TO DO: Where a line below holds the string "title", that line goes into the answer.

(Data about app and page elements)
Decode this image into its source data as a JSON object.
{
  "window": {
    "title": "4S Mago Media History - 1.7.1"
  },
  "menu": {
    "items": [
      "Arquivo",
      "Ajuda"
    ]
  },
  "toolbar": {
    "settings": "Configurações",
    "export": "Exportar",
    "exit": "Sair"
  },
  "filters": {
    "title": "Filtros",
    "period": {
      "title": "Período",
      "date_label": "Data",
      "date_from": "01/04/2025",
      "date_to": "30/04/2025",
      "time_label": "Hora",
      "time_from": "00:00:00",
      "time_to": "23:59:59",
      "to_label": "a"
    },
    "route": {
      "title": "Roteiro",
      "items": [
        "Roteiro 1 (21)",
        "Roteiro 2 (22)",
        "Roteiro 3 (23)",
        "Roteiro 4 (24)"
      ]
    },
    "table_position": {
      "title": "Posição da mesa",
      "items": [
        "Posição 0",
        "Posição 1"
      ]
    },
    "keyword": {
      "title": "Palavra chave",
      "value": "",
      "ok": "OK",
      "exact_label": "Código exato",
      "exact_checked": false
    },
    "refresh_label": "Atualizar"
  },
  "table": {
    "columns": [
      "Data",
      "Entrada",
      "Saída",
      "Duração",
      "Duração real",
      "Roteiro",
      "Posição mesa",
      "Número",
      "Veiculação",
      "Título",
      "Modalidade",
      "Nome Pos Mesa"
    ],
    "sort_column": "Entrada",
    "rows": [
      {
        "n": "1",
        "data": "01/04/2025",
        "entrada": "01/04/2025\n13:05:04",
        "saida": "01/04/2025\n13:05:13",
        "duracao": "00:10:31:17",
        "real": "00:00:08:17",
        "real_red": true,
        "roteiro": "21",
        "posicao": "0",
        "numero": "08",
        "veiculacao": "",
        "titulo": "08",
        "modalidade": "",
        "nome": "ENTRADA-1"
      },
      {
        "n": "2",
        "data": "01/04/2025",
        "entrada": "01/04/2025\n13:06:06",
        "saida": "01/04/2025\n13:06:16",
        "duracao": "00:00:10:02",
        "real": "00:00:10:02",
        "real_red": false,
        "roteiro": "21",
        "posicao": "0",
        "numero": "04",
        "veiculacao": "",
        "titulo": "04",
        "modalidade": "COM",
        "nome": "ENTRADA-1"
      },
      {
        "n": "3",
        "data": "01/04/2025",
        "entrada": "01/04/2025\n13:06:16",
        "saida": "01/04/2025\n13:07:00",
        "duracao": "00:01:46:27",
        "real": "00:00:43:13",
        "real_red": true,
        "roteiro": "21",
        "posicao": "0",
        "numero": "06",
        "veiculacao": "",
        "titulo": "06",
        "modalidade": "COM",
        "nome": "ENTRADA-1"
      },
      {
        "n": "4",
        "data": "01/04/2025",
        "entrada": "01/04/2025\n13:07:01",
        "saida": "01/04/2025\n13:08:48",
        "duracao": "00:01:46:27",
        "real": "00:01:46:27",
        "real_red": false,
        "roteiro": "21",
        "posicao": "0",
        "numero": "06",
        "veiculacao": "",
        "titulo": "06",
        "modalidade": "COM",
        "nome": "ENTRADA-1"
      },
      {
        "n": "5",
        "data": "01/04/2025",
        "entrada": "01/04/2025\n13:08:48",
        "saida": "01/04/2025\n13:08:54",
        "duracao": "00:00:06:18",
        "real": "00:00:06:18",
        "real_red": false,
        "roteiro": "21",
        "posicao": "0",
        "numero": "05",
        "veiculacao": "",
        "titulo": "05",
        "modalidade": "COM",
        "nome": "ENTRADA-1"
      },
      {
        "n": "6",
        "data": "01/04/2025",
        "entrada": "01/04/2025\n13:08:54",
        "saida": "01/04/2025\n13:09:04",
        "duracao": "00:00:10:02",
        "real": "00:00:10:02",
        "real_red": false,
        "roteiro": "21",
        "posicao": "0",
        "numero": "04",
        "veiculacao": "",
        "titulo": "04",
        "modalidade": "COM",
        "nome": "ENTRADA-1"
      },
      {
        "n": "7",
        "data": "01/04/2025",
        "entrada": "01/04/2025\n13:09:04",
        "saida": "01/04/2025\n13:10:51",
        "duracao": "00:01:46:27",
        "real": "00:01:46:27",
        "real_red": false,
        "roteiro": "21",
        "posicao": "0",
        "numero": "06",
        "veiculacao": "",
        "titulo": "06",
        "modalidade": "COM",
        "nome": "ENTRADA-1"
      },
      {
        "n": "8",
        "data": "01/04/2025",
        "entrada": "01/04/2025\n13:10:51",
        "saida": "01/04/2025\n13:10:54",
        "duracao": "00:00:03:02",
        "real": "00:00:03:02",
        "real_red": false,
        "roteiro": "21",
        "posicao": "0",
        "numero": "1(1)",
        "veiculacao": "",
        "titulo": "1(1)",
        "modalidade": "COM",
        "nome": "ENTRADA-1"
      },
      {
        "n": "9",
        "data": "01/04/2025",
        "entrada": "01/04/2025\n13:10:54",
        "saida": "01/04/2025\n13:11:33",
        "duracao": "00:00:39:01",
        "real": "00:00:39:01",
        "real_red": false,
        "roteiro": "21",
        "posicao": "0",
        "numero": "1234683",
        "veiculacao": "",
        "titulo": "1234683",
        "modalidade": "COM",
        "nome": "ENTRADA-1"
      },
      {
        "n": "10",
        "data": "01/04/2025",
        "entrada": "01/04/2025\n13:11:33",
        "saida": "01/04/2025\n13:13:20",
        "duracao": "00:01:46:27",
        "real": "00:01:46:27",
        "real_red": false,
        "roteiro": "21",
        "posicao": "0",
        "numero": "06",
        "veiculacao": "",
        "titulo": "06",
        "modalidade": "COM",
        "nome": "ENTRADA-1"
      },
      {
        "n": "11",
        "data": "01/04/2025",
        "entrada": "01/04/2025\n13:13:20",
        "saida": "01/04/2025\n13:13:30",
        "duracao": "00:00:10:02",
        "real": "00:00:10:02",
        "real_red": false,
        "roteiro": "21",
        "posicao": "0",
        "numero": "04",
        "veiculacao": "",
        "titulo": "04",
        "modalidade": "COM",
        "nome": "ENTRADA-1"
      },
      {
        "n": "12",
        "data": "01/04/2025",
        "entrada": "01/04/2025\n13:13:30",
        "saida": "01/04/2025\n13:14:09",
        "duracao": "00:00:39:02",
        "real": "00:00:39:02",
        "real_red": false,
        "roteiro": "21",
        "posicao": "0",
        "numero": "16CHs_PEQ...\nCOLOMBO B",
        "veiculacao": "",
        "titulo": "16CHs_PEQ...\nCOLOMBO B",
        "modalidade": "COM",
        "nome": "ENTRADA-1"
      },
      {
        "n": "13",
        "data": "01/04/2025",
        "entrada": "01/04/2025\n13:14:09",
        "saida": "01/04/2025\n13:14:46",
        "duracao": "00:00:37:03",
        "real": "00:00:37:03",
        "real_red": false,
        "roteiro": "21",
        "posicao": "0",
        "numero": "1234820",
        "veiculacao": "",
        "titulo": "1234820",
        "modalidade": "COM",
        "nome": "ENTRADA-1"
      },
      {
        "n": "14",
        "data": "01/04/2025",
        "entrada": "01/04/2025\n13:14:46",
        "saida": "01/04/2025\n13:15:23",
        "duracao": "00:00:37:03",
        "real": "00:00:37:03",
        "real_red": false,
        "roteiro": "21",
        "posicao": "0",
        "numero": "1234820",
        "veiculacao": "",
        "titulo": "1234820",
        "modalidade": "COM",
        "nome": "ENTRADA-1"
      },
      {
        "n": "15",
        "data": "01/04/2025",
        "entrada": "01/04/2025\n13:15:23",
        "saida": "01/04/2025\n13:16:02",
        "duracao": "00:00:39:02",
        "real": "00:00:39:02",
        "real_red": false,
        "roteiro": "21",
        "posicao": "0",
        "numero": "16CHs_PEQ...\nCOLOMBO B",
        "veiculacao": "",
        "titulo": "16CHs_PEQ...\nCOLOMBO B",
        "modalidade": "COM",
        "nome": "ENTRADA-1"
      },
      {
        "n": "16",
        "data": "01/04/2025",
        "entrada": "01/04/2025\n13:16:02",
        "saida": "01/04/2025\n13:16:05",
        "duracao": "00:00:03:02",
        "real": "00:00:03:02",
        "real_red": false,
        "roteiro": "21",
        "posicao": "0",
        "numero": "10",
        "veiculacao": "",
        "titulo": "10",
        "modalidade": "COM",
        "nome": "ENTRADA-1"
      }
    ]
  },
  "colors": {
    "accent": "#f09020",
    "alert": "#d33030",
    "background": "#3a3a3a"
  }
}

RESULT OF THIS TASK:
    "title": "4S Mago Media History - 1.7.1"
    "title": "Filtros",
      "title": "Período",
      "title": "Roteiro",
      "title": "Posição da mesa",
      "title": "Palavra chave",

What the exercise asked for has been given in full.